Wednesday, September 4, 2019

What Was He Thinking?

Jug of Wine and a Good Pipe Makes Me Happy

This week I was contacted by a client with another late 17th century marquetry tall case English clock for restoration.  It had been in his family in New York for a century and he wanted it put back in original condition.  I have done dozens of these similar clocks in my career, and it always amazes me that I can live and work in Southern California and still be able to restore marquetry furniture from over 3 centuries ago.

I have written many posts about the history of the tall case pendulum clock.  The concept was invented in England around 1650 but the golden age for the marquetry case and brass works was during the last 20 years of the 17th century when it became essential to own such an expensive time piece.

When I began my initial examination of the marquetry, I discovered a rather unique design, which I am sure is the only one of its kind.  I did some initial cleaning of the dark finish and took some photos.  What came to light stimulated my imagination and made me want to determine the series of events that would lead to this creation.

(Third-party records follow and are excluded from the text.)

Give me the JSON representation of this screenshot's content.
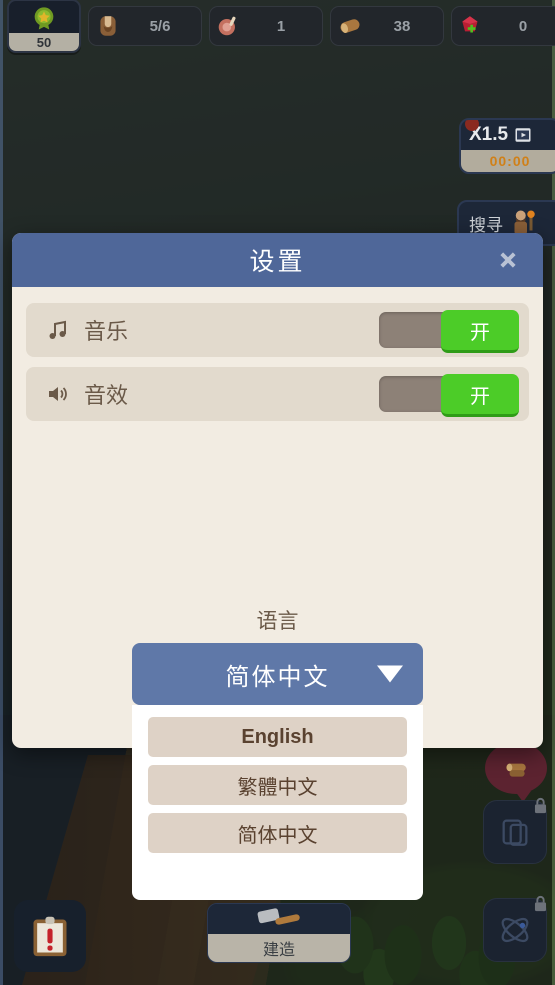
{
  "hud": {
    "level_badge": {
      "name": "level-badge",
      "value": "50",
      "icon": "star-medal-icon"
    },
    "resources": [
      {
        "name": "population",
        "icon": "villager-icon",
        "value": "5/6"
      },
      {
        "name": "food",
        "icon": "meat-icon",
        "value": "1"
      },
      {
        "name": "wood",
        "icon": "log-icon",
        "value": "38"
      },
      {
        "name": "gems",
        "icon": "gem-plus-icon",
        "value": "0"
      }
    ],
    "boost": {
      "multiplier": "X1.5",
      "icon": "video-ad-icon",
      "timer": "00:00"
    },
    "search_button": {
      "label": "搜寻",
      "icon": "explorer-icon"
    },
    "quest_button": {
      "icon": "clipboard-alert-icon"
    },
    "build_button": {
      "label": "建造",
      "icon": "hammer-icon"
    },
    "cards_button": {
      "icon": "card-collection-icon",
      "locked_icon": "lock-icon"
    },
    "research_button": {
      "icon": "atom-icon",
      "locked_icon": "lock-icon"
    },
    "bubble": {
      "icon": "log-icon"
    }
  },
  "dialog": {
    "title": "设置",
    "close_icon": "close-icon",
    "rows": [
      {
        "name": "music",
        "icon": "music-note-icon",
        "label": "音乐",
        "state": "开"
      },
      {
        "name": "sound",
        "icon": "speaker-icon",
        "label": "音效",
        "state": "开"
      }
    ],
    "language": {
      "label": "语言",
      "selected": "简体中文",
      "caret_icon": "chevron-down-icon",
      "options": [
        "English",
        "繁體中文",
        "简体中文"
      ]
    }
  },
  "colors": {
    "header_blue": "#4f6799",
    "dialog_cream": "#f2ece2",
    "row_beige": "#e2dacd",
    "toggle_on_green": "#4ccc28",
    "toggle_track": "#8d8177",
    "select_blue": "#5f78a8",
    "option_beige": "#ded2c6",
    "text_brown": "#6b5a49"
  }
}
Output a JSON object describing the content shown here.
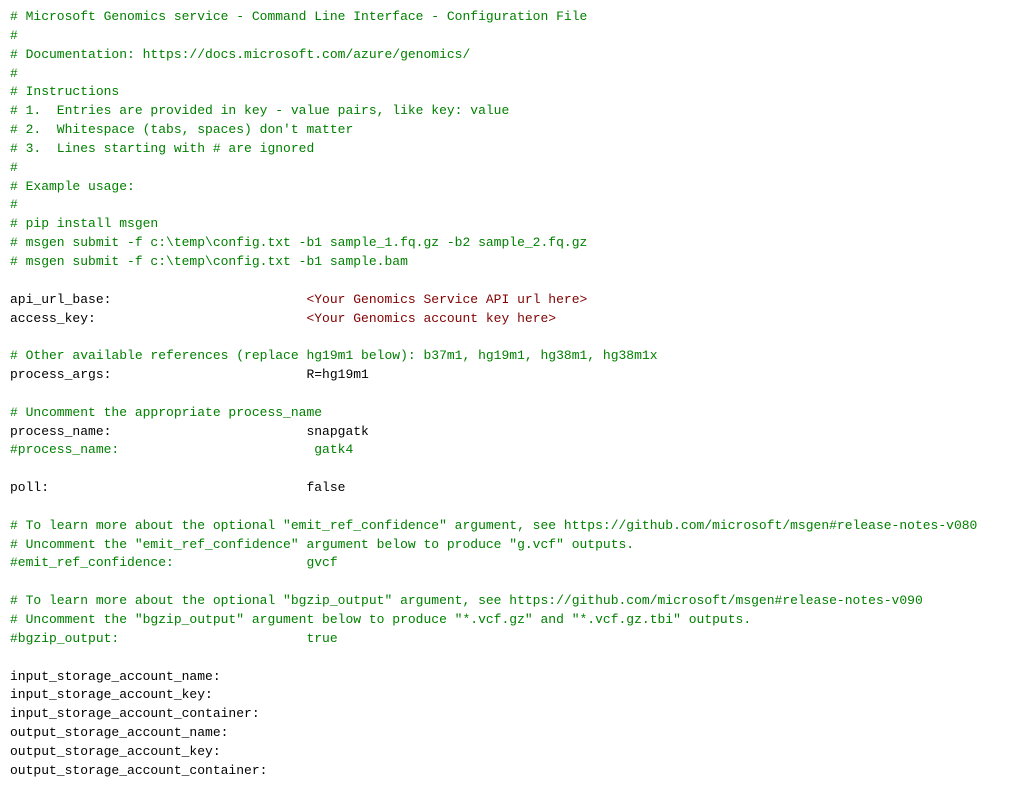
{
  "content": {
    "lines": [
      {
        "text": "# Microsoft Genomics service - Command Line Interface - Configuration File",
        "type": "comment"
      },
      {
        "text": "#",
        "type": "comment"
      },
      {
        "text": "# Documentation: https://docs.microsoft.com/azure/genomics/",
        "type": "comment"
      },
      {
        "text": "#",
        "type": "comment"
      },
      {
        "text": "# Instructions",
        "type": "comment"
      },
      {
        "text": "# 1.  Entries are provided in key - value pairs, like key: value",
        "type": "comment"
      },
      {
        "text": "# 2.  Whitespace (tabs, spaces) don't matter",
        "type": "comment"
      },
      {
        "text": "# 3.  Lines starting with # are ignored",
        "type": "comment"
      },
      {
        "text": "#",
        "type": "comment"
      },
      {
        "text": "# Example usage:",
        "type": "comment"
      },
      {
        "text": "#",
        "type": "comment"
      },
      {
        "text": "# pip install msgen",
        "type": "comment"
      },
      {
        "text": "# msgen submit -f c:\\temp\\config.txt -b1 sample_1.fq.gz -b2 sample_2.fq.gz",
        "type": "comment"
      },
      {
        "text": "# msgen submit -f c:\\temp\\config.txt -b1 sample.bam",
        "type": "comment"
      },
      {
        "text": "",
        "type": "blank"
      },
      {
        "text": "api_url_base:                         <Your Genomics Service API url here>",
        "type": "mixed",
        "key": "api_url_base:",
        "spacing": "                         ",
        "placeholder": "<Your Genomics Service API url here>"
      },
      {
        "text": "access_key:                           <Your Genomics account key here>",
        "type": "mixed",
        "key": "access_key:",
        "spacing": "                           ",
        "placeholder": "<Your Genomics account key here>"
      },
      {
        "text": "",
        "type": "blank"
      },
      {
        "text": "# Other available references (replace hg19m1 below): b37m1, hg19m1, hg38m1, hg38m1x",
        "type": "comment"
      },
      {
        "text": "process_args:                         R=hg19m1",
        "type": "keyval"
      },
      {
        "text": "",
        "type": "blank"
      },
      {
        "text": "# Uncomment the appropriate process_name",
        "type": "comment"
      },
      {
        "text": "process_name:                         snapgatk",
        "type": "keyval"
      },
      {
        "text": "#process_name:                         gatk4",
        "type": "comment"
      },
      {
        "text": "",
        "type": "blank"
      },
      {
        "text": "poll:                                 false",
        "type": "keyval"
      },
      {
        "text": "",
        "type": "blank"
      },
      {
        "text": "# To learn more about the optional \"emit_ref_confidence\" argument, see https://github.com/microsoft/msgen#release-notes-v080",
        "type": "comment"
      },
      {
        "text": "# Uncomment the \"emit_ref_confidence\" argument below to produce \"g.vcf\" outputs.",
        "type": "comment"
      },
      {
        "text": "#emit_ref_confidence:                 gvcf",
        "type": "comment"
      },
      {
        "text": "",
        "type": "blank"
      },
      {
        "text": "# To learn more about the optional \"bgzip_output\" argument, see https://github.com/microsoft/msgen#release-notes-v090",
        "type": "comment"
      },
      {
        "text": "# Uncomment the \"bgzip_output\" argument below to produce \"*.vcf.gz\" and \"*.vcf.gz.tbi\" outputs.",
        "type": "comment"
      },
      {
        "text": "#bgzip_output:                        true",
        "type": "comment"
      },
      {
        "text": "",
        "type": "blank"
      },
      {
        "text": "input_storage_account_name:",
        "type": "keyval"
      },
      {
        "text": "input_storage_account_key:",
        "type": "keyval"
      },
      {
        "text": "input_storage_account_container:",
        "type": "keyval"
      },
      {
        "text": "output_storage_account_name:",
        "type": "keyval"
      },
      {
        "text": "output_storage_account_key:",
        "type": "keyval"
      },
      {
        "text": "output_storage_account_container:",
        "type": "keyval"
      }
    ]
  }
}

Tall case clocks at this period were custom made for clients, and took a long time to deliver.  In some cases, the client expressed their own personal desires to have something different from their rich friends.  (Only rich people could even imagine owning a clock at that time.)

So I created a story about Mr. and Mrs. Smythe to explain what I saw in the marquetry.  How much is fiction and how much is fact I will leave it to historians to determine if the research is available...

Mr. and Mrs. Smythe have a good life.  They live in a large house and have a good income which was left by Mr. Smythe's grandfather, a landed gentleman, who died when Mr. Smythe was a young man.  So Mr. Smythe grew up rather spoiled and always got his way, no matter what.

He married well, finding a decent and intelligent wife in the church, but she had a habit of arguing with him on certain occasions.  This would always cause him to lose his temper, and even to resort to physical violence, slapping her in the face.  She was smarter than him and when he ran out of good reasons why he was right, he found that using force would end the argument.

One good day in 1692 he was visiting a wealthy neighbor in the next township and discovered that this person had just installed the latest fashion for keeping track of the time: a tall case marquetry clock.  When he inquired about its function, he was told it could keep time to within an hour a month, and that it was essential to know exactly what time it was at all hours of the day.

"Everybody should have one," his neighbor boasted.  "In a few years, if you do not know what time it is exactly, you will not be considered 'civilized'," he added, with a smug grin.

Mr. Smythe immediately ran home to inform his wife that he had decided to get such an object, no matter what the cost.

"You will do no such thing," she admonished.  "You can tell the time by looking at the sun.  Why do you need to know exactly what the time is, anyway?"  When he hesitated to answer, she asked, "Exactly how much is this going to cost?"

"None of your business," he bellowed, "It's my money and I will do what I want with it!"  He raised his hand to make his point, but she quickly turned and left the room.

Mr. Smythe went to the local clock maker's home the next day.  His name was Lewis Holland and he lived and worked in London, where he established his reputation as a master clock maker the year before, making wonderful marquetry clocks with brass dials.

"Here are some of my designs," he said, as he opened a folio of drawings.  "I like birds, animals, arabesques and flowers.  They are very popular recently and I am very much in demand."

"I like them," Mr. Smythe replied, "But I have something personal in mind.  I would like you to add images of my good wife and myself, so it will reflect our marriage to all who enter the door."

Mr. Smythe then handed a small drawing to Mr. Holland, and presented him with a good deposit to begin the work.  With ready cash in hand, Mr. Holland was in no position to complain, and he went to work.

Sometime later that year the clock was delivered and placed in the entry hall.

There is no record of what Mrs. Smythe had to say about the purchase.

What Exactly Is Going On With These Two?

Looking at Mr. Smythe, it seems he is making a rude gesture and sticking out his thumb while he reaches out and slaps Mrs. Smythe in the face.

Not a Nice Man

Looking at Mrs. Smythe, it seems she is surprised to be slapped in the face.

Perhaps a Marriage Counselor Would Help?